While recording at Muscle Shoals, Duane rented a small cabin away from everything and spent most of his time practicing his craft. Some of this session work is considered the best Duane ever played and ironically, most people do not even realize it is him playing.
Around this time Phil Walden, who had been manager to the late Otis Redding, was managing Duane and looking to build a 3-piece band around him. Walden sent R&B and jazz drummer Jaimoe Johanson to meet Duane. The two men called to Florida and convinced Chicago-born bassist Berry Oakley to come up from Florida and jam as a trio.
Berry came up, but he was committed to a band he was playing with, The Second Coming, which included a guitar player named Dickie Betts. After a few days of jamming, Berry returned to Florida.
It was now March 1969 and Duane was antsy. He enjoyed the session work and meeting the many artists, but he wanted something to call his own. He convinced Jaimoe to join him and they headed south, back to Jacksonville, FL, where they moved in with drummer Butch Trucks.
A short time later, a jam session occurred which included Duane, Jaimoe & Butch on drums, Berry on bass, Dickie Betts on guitar and the keyboardist from the Second Coming, Reese Wynans. Later that evening when the session was over the men all looked at each other in silence. Words did not have to be spoken for them to realize something special had just occurred.
The next day Duane called Gregg and convinced him to come on back to Florida. When Gregg arrived, he replaced Wynans on keyboards and vocals and during the last week of March, 1969, The Allman Brothers Band was formed.
As a side note, Wynans did not do so badly, ending up as organ player for Stevie Ray Vaughn & Double Trouble.
TOMORROW: The Allman Brothers Band has its coming out party
Resources: wikipedia; Rock & Roll Hall of Fame; Allman Brothers Band web site; The book, “Skydog – the Duane Allman Story” given to me by my friend TurnBaby; My own knowledge of this band.
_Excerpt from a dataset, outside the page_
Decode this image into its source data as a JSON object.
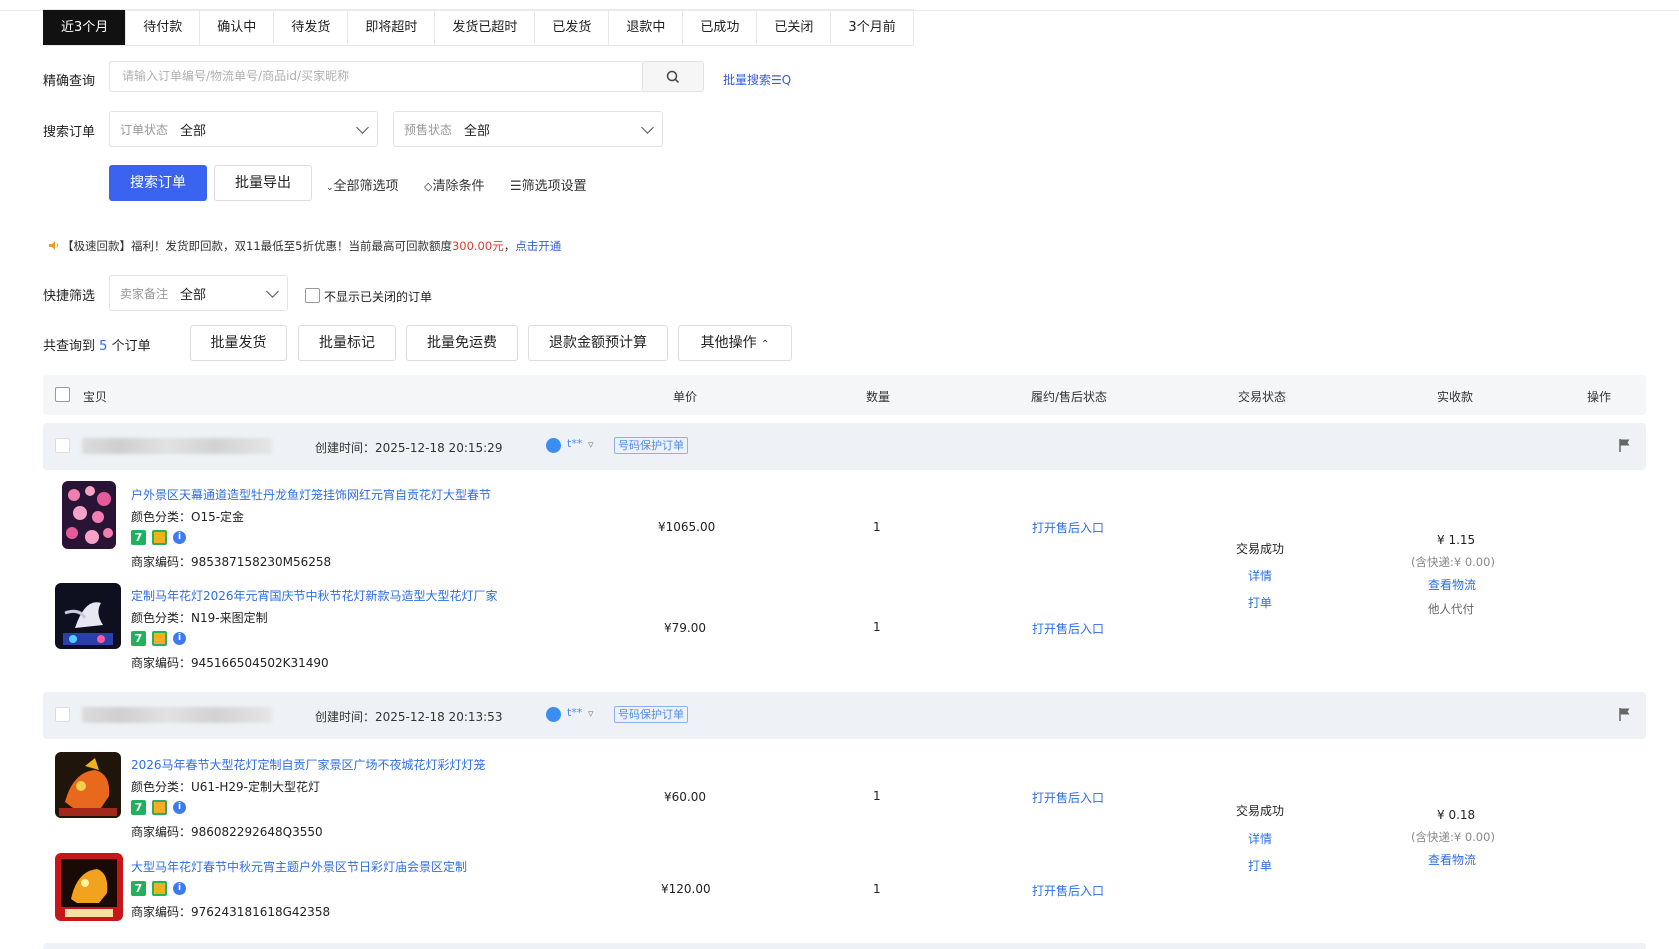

Pictures of the Allman Joys borrowed from www.robertoreg.blogspot.com